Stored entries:
--
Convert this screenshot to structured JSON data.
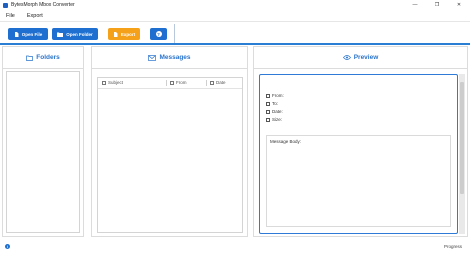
{
  "window": {
    "title": "BytesMorph Mbox Converter",
    "controls": [
      "—",
      "❐",
      "✕"
    ]
  },
  "menu": {
    "items": [
      "File",
      "Export"
    ]
  },
  "toolbar": {
    "open_file": "Open File",
    "open_folder": "Open Folder",
    "export": "Export",
    "help_icon": "?"
  },
  "folders": {
    "title": "Folders"
  },
  "messages": {
    "title": "Messages",
    "columns": [
      "Subject",
      "From",
      "Date"
    ]
  },
  "preview": {
    "title": "Preview",
    "fields": [
      "From:",
      "To:",
      "Date:",
      "Size:"
    ],
    "body_label": "Message Body:"
  },
  "status": {
    "progress_label": "Progress",
    "info_icon": "i"
  },
  "colors": {
    "accent": "#1f6fd1",
    "export": "#f5a21a",
    "header_text": "#2a74cc",
    "preview_border": "#2f7ad6"
  }
}
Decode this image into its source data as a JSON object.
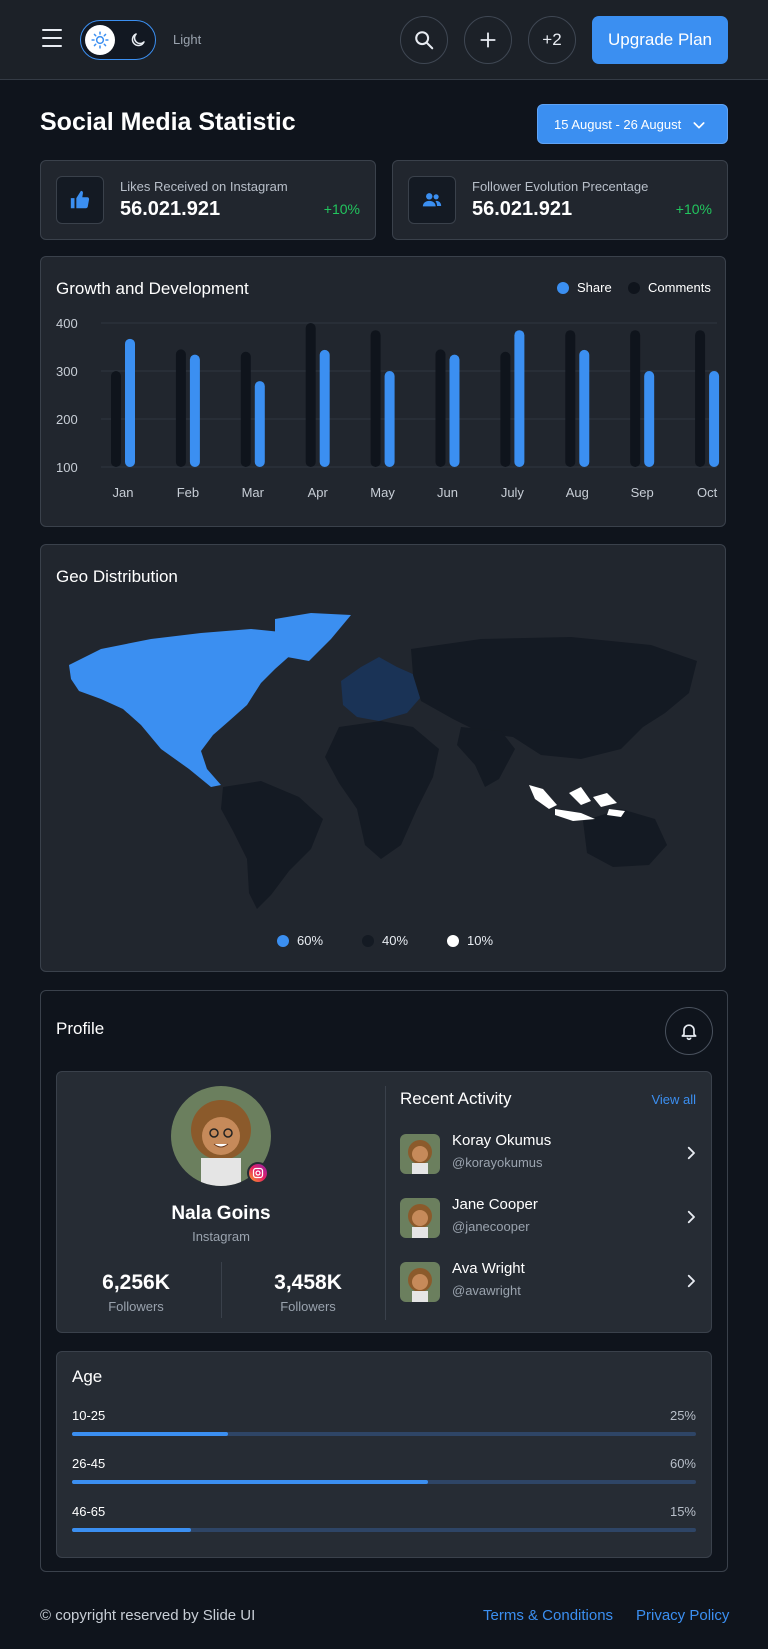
{
  "header": {
    "theme_label": "Light",
    "extra_count": "+2",
    "upgrade_label": "Upgrade Plan"
  },
  "page": {
    "title": "Social Media Statistic",
    "date_range": "15 August - 26 August"
  },
  "stats": [
    {
      "label": "Likes Received on Instagram",
      "value": "56.021.921",
      "change": "+10%",
      "icon": "thumbs-up-icon"
    },
    {
      "label": "Follower Evolution Precentage",
      "value": "56.021.921",
      "change": "+10%",
      "icon": "users-icon"
    }
  ],
  "growth": {
    "title": "Growth and Development",
    "legend_share": "Share",
    "legend_comments": "Comments"
  },
  "chart_data": {
    "type": "bar",
    "categories": [
      "Jan",
      "Feb",
      "Mar",
      "Apr",
      "May",
      "Jun",
      "July",
      "Aug",
      "Sep",
      "Oct"
    ],
    "series": [
      {
        "name": "Comments",
        "color": "#0f141c",
        "values": [
          300,
          345,
          340,
          400,
          385,
          345,
          340,
          385,
          385,
          385
        ]
      },
      {
        "name": "Share",
        "color": "#3b8ff1",
        "values": [
          367,
          334,
          279,
          344,
          300,
          334,
          385,
          344,
          300,
          300
        ]
      }
    ],
    "yticks": [
      "400",
      "300",
      "200",
      "100"
    ],
    "ylim": [
      100,
      400
    ],
    "grid": true,
    "legend_position": "top-right"
  },
  "geo": {
    "title": "Geo Distribution",
    "legend": [
      {
        "label": "60%",
        "color": "#3b8ff1"
      },
      {
        "label": "40%",
        "color": "#141a23"
      },
      {
        "label": "10%",
        "color": "#ffffff"
      }
    ]
  },
  "profile": {
    "title": "Profile",
    "name": "Nala Goins",
    "platform": "Instagram",
    "followers": [
      {
        "value": "6,256K",
        "label": "Followers"
      },
      {
        "value": "3,458K",
        "label": "Followers"
      }
    ],
    "activity_title": "Recent Activity",
    "view_all": "View all",
    "activity": [
      {
        "name": "Koray Okumus",
        "handle": "@korayokumus"
      },
      {
        "name": "Jane Cooper",
        "handle": "@janecooper"
      },
      {
        "name": "Ava Wright",
        "handle": "@avawright"
      }
    ]
  },
  "age": {
    "title": "Age",
    "groups": [
      {
        "range": "10-25",
        "pct": "25%",
        "fraction": 0.25
      },
      {
        "range": "26-45",
        "pct": "60%",
        "fraction": 0.57
      },
      {
        "range": "46-65",
        "pct": "15%",
        "fraction": 0.19
      }
    ]
  },
  "footer": {
    "copyright": "© copyright reserved by Slide UI",
    "terms": "Terms & Conditions",
    "privacy": "Privacy Policy"
  }
}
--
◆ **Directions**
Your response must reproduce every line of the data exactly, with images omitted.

◆ **Final answer**
Convert this screenshot to structured JSON data.
{
  "window": {
    "title": "BytesMorph Mbox Converter",
    "controls": [
      "—",
      "❐",
      "✕"
    ]
  },
  "menu": {
    "items": [
      "File",
      "Export"
    ]
  },
  "toolbar": {
    "open_file": "Open File",
    "open_folder": "Open Folder",
    "export": "Export",
    "help_icon": "?"
  },
  "folders": {
    "title": "Folders"
  },
  "messages": {
    "title": "Messages",
    "columns": [
      "Subject",
      "From",
      "Date"
    ]
  },
  "preview": {
    "title": "Preview",
    "fields": [
      "From:",
      "To:",
      "Date:",
      "Size:"
    ],
    "body_label": "Message Body:"
  },
  "status": {
    "progress_label": "Progress",
    "info_icon": "i"
  },
  "colors": {
    "accent": "#1f6fd1",
    "export": "#f5a21a",
    "header_text": "#2a74cc",
    "preview_border": "#2f7ad6"
  }
}
Decode this image into its source data as a JSON object.
{
  "header": {
    "theme_label": "Light",
    "extra_count": "+2",
    "upgrade_label": "Upgrade Plan"
  },
  "page": {
    "title": "Social Media Statistic",
    "date_range": "15 August - 26 August"
  },
  "stats": [
    {
      "label": "Likes Received on Instagram",
      "value": "56.021.921",
      "change": "+10%",
      "icon": "thumbs-up-icon"
    },
    {
      "label": "Follower Evolution Precentage",
      "value": "56.021.921",
      "change": "+10%",
      "icon": "users-icon"
    }
  ],
  "growth": {
    "title": "Growth and Development",
    "legend_share": "Share",
    "legend_comments": "Comments"
  },
  "chart_data": {
    "type": "bar",
    "categories": [
      "Jan",
      "Feb",
      "Mar",
      "Apr",
      "May",
      "Jun",
      "July",
      "Aug",
      "Sep",
      "Oct"
    ],
    "series": [
      {
        "name": "Comments",
        "color": "#0f141c",
        "values": [
          300,
          345,
          340,
          400,
          385,
          345,
          340,
          385,
          385,
          385
        ]
      },
      {
        "name": "Share",
        "color": "#3b8ff1",
        "values": [
          367,
          334,
          279,
          344,
          300,
          334,
          385,
          344,
          300,
          300
        ]
      }
    ],
    "yticks": [
      "400",
      "300",
      "200",
      "100"
    ],
    "ylim": [
      100,
      400
    ],
    "grid": true,
    "legend_position": "top-right"
  },
  "geo": {
    "title": "Geo Distribution",
    "legend": [
      {
        "label": "60%",
        "color": "#3b8ff1"
      },
      {
        "label": "40%",
        "color": "#141a23"
      },
      {
        "label": "10%",
        "color": "#ffffff"
      }
    ]
  },
  "profile": {
    "title": "Profile",
    "name": "Nala Goins",
    "platform": "Instagram",
    "followers": [
      {
        "value": "6,256K",
        "label": "Followers"
      },
      {
        "value": "3,458K",
        "label": "Followers"
      }
    ],
    "activity_title": "Recent Activity",
    "view_all": "View all",
    "activity": [
      {
        "name": "Koray Okumus",
        "handle": "@korayokumus"
      },
      {
        "name": "Jane Cooper",
        "handle": "@janecooper"
      },
      {
        "name": "Ava Wright",
        "handle": "@avawright"
      }
    ]
  },
  "age": {
    "title": "Age",
    "groups": [
      {
        "range": "10-25",
        "pct": "25%",
        "fraction": 0.25
      },
      {
        "range": "26-45",
        "pct": "60%",
        "fraction": 0.57
      },
      {
        "range": "46-65",
        "pct": "15%",
        "fraction": 0.19
      }
    ]
  },
  "footer": {
    "copyright": "© copyright reserved by Slide UI",
    "terms": "Terms & Conditions",
    "privacy": "Privacy Policy"
  }
}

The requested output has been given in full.